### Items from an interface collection

☆ ☆ ☆ ☆ ☆

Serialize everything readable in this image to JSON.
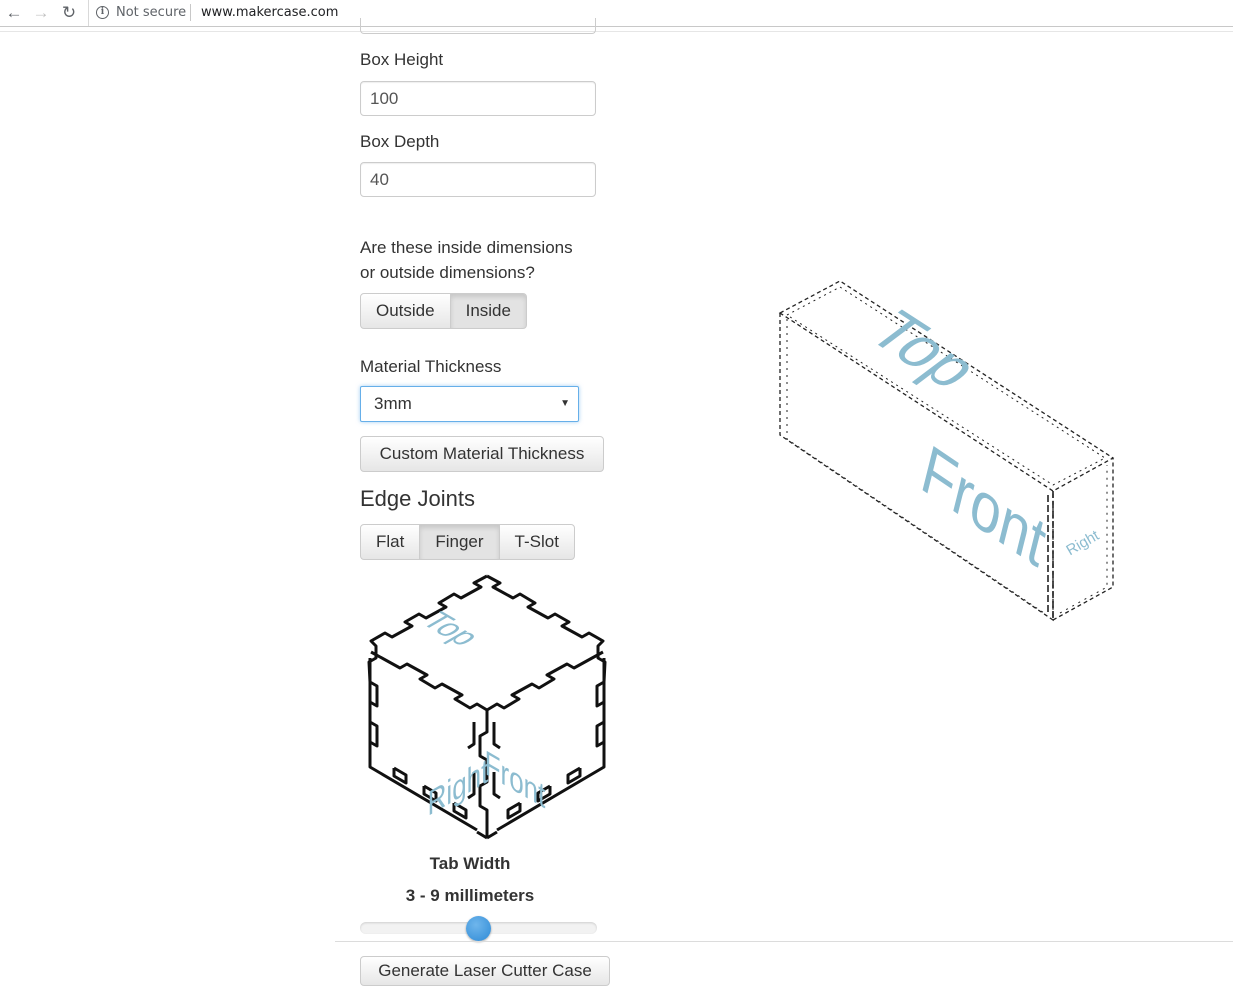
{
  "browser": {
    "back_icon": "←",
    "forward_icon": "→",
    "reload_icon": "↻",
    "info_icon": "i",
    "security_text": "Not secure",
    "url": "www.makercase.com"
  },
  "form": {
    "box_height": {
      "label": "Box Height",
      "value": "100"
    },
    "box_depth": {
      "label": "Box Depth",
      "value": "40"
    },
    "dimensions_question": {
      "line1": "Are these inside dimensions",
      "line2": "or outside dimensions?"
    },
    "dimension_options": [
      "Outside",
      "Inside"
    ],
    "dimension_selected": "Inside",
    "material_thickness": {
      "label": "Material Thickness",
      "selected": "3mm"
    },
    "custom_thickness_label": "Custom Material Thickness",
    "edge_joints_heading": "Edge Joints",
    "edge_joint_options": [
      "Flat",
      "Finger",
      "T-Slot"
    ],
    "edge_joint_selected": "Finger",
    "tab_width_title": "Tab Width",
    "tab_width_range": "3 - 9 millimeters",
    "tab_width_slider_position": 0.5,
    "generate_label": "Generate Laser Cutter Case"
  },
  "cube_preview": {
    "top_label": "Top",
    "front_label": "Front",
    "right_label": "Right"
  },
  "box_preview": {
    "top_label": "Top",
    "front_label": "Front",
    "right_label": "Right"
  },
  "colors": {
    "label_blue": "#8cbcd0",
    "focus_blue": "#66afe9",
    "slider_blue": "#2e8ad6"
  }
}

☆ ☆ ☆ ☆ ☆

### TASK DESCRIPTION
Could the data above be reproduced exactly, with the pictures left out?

### RESULT
Serialize everything readable in this image to JSON.
{
  "browser": {
    "back_icon": "←",
    "forward_icon": "→",
    "reload_icon": "↻",
    "info_icon": "i",
    "security_text": "Not secure",
    "url": "www.makercase.com"
  },
  "form": {
    "box_height": {
      "label": "Box Height",
      "value": "100"
    },
    "box_depth": {
      "label": "Box Depth",
      "value": "40"
    },
    "dimensions_question": {
      "line1": "Are these inside dimensions",
      "line2": "or outside dimensions?"
    },
    "dimension_options": [
      "Outside",
      "Inside"
    ],
    "dimension_selected": "Inside",
    "material_thickness": {
      "label": "Material Thickness",
      "selected": "3mm"
    },
    "custom_thickness_label": "Custom Material Thickness",
    "edge_joints_heading": "Edge Joints",
    "edge_joint_options": [
      "Flat",
      "Finger",
      "T-Slot"
    ],
    "edge_joint_selected": "Finger",
    "tab_width_title": "Tab Width",
    "tab_width_range": "3 - 9 millimeters",
    "tab_width_slider_position": 0.5,
    "generate_label": "Generate Laser Cutter Case"
  },
  "cube_preview": {
    "top_label": "Top",
    "front_label": "Front",
    "right_label": "Right"
  },
  "box_preview": {
    "top_label": "Top",
    "front_label": "Front",
    "right_label": "Right"
  },
  "colors": {
    "label_blue": "#8cbcd0",
    "focus_blue": "#66afe9",
    "slider_blue": "#2e8ad6"
  }
}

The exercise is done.